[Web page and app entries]
——
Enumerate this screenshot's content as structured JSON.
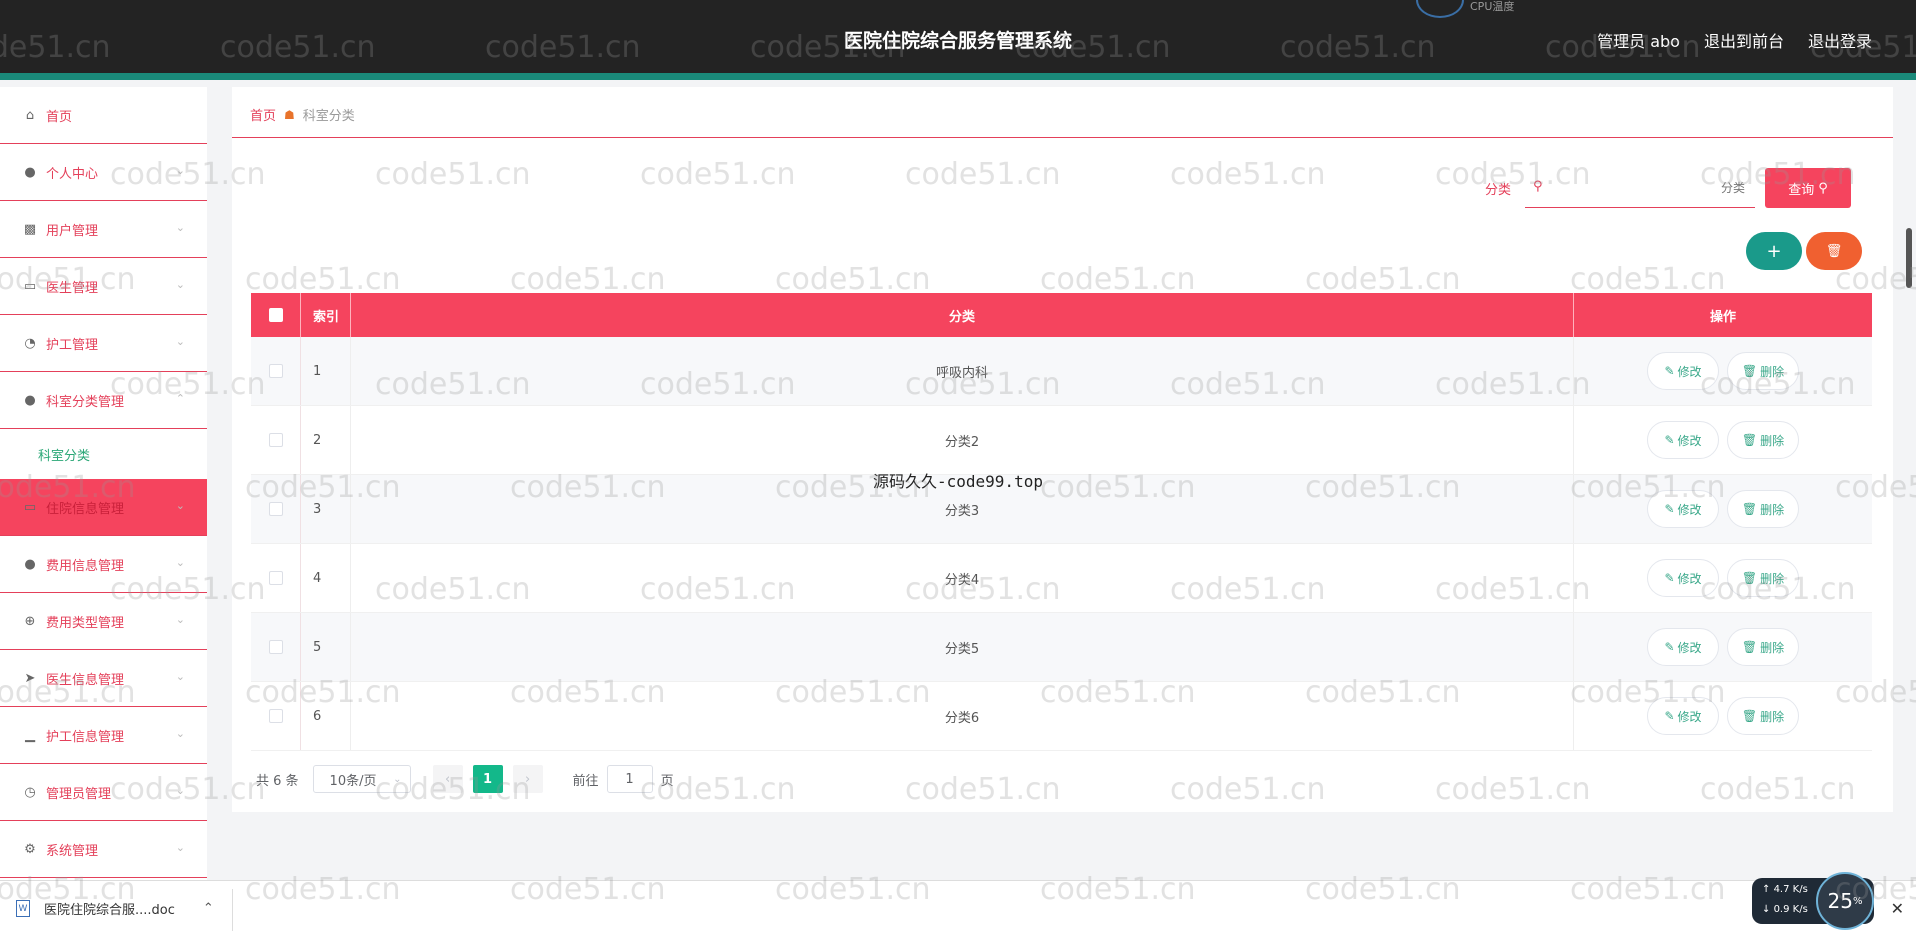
{
  "header": {
    "title": "医院住院综合服务管理系统",
    "user": "管理员 abo",
    "to_front": "退出到前台",
    "logout": "退出登录",
    "cpu_label": "CPU温度"
  },
  "sidebar": {
    "items": [
      {
        "label": "首页",
        "icon": "home-icon"
      },
      {
        "label": "个人中心",
        "icon": "user-icon"
      },
      {
        "label": "用户管理",
        "icon": "ticket-icon"
      },
      {
        "label": "医生管理",
        "icon": "monitor-icon"
      },
      {
        "label": "护工管理",
        "icon": "gauge-icon"
      },
      {
        "label": "科室分类管理",
        "icon": "person-icon"
      },
      {
        "label": "住院信息管理",
        "icon": "card-icon"
      },
      {
        "label": "费用信息管理",
        "icon": "mic-icon"
      },
      {
        "label": "费用类型管理",
        "icon": "target-icon"
      },
      {
        "label": "医生信息管理",
        "icon": "send-icon"
      },
      {
        "label": "护工信息管理",
        "icon": "bar-chart-icon"
      },
      {
        "label": "管理员管理",
        "icon": "clock-icon"
      },
      {
        "label": "系统管理",
        "icon": "settings-icon"
      }
    ],
    "submenu_label": "科室分类"
  },
  "breadcrumb": {
    "home": "首页",
    "current": "科室分类"
  },
  "search": {
    "label": "分类",
    "placeholder": "分类",
    "button": "查询"
  },
  "table": {
    "headers": {
      "index": "索引",
      "category": "分类",
      "actions": "操作"
    },
    "rows": [
      {
        "index": "1",
        "category": "呼吸内科"
      },
      {
        "index": "2",
        "category": "分类2"
      },
      {
        "index": "3",
        "category": "分类3"
      },
      {
        "index": "4",
        "category": "分类4"
      },
      {
        "index": "5",
        "category": "分类5"
      },
      {
        "index": "6",
        "category": "分类6"
      }
    ],
    "edit_label": "修改",
    "delete_label": "删除"
  },
  "pager": {
    "total": "共 6 条",
    "size": "10条/页",
    "page": "1",
    "goto_prefix": "前往",
    "goto_value": "1",
    "goto_suffix": "页"
  },
  "download": {
    "filename": "医院住院综合服....doc"
  },
  "network": {
    "up": "4.7",
    "up_unit": "K/s",
    "down": "0.9",
    "down_unit": "K/s",
    "percent": "25"
  },
  "overlay_text": "源码久久-code99.top",
  "watermark": "code51.cn"
}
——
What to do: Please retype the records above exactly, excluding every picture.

Task result:
Enumerate this screenshot's content as structured JSON.
{
  "header": {
    "title": "医院住院综合服务管理系统",
    "user": "管理员 abo",
    "to_front": "退出到前台",
    "logout": "退出登录",
    "cpu_label": "CPU温度"
  },
  "sidebar": {
    "items": [
      {
        "label": "首页",
        "icon": "home-icon"
      },
      {
        "label": "个人中心",
        "icon": "user-icon"
      },
      {
        "label": "用户管理",
        "icon": "ticket-icon"
      },
      {
        "label": "医生管理",
        "icon": "monitor-icon"
      },
      {
        "label": "护工管理",
        "icon": "gauge-icon"
      },
      {
        "label": "科室分类管理",
        "icon": "person-icon"
      },
      {
        "label": "住院信息管理",
        "icon": "card-icon"
      },
      {
        "label": "费用信息管理",
        "icon": "mic-icon"
      },
      {
        "label": "费用类型管理",
        "icon": "target-icon"
      },
      {
        "label": "医生信息管理",
        "icon": "send-icon"
      },
      {
        "label": "护工信息管理",
        "icon": "bar-chart-icon"
      },
      {
        "label": "管理员管理",
        "icon": "clock-icon"
      },
      {
        "label": "系统管理",
        "icon": "settings-icon"
      }
    ],
    "submenu_label": "科室分类"
  },
  "breadcrumb": {
    "home": "首页",
    "current": "科室分类"
  },
  "search": {
    "label": "分类",
    "placeholder": "分类",
    "button": "查询"
  },
  "table": {
    "headers": {
      "index": "索引",
      "category": "分类",
      "actions": "操作"
    },
    "rows": [
      {
        "index": "1",
        "category": "呼吸内科"
      },
      {
        "index": "2",
        "category": "分类2"
      },
      {
        "index": "3",
        "category": "分类3"
      },
      {
        "index": "4",
        "category": "分类4"
      },
      {
        "index": "5",
        "category": "分类5"
      },
      {
        "index": "6",
        "category": "分类6"
      }
    ],
    "edit_label": "修改",
    "delete_label": "删除"
  },
  "pager": {
    "total": "共 6 条",
    "size": "10条/页",
    "page": "1",
    "goto_prefix": "前往",
    "goto_value": "1",
    "goto_suffix": "页"
  },
  "download": {
    "filename": "医院住院综合服....doc"
  },
  "network": {
    "up": "4.7",
    "up_unit": "K/s",
    "down": "0.9",
    "down_unit": "K/s",
    "percent": "25"
  },
  "overlay_text": "源码久久-code99.top",
  "watermark": "code51.cn"
}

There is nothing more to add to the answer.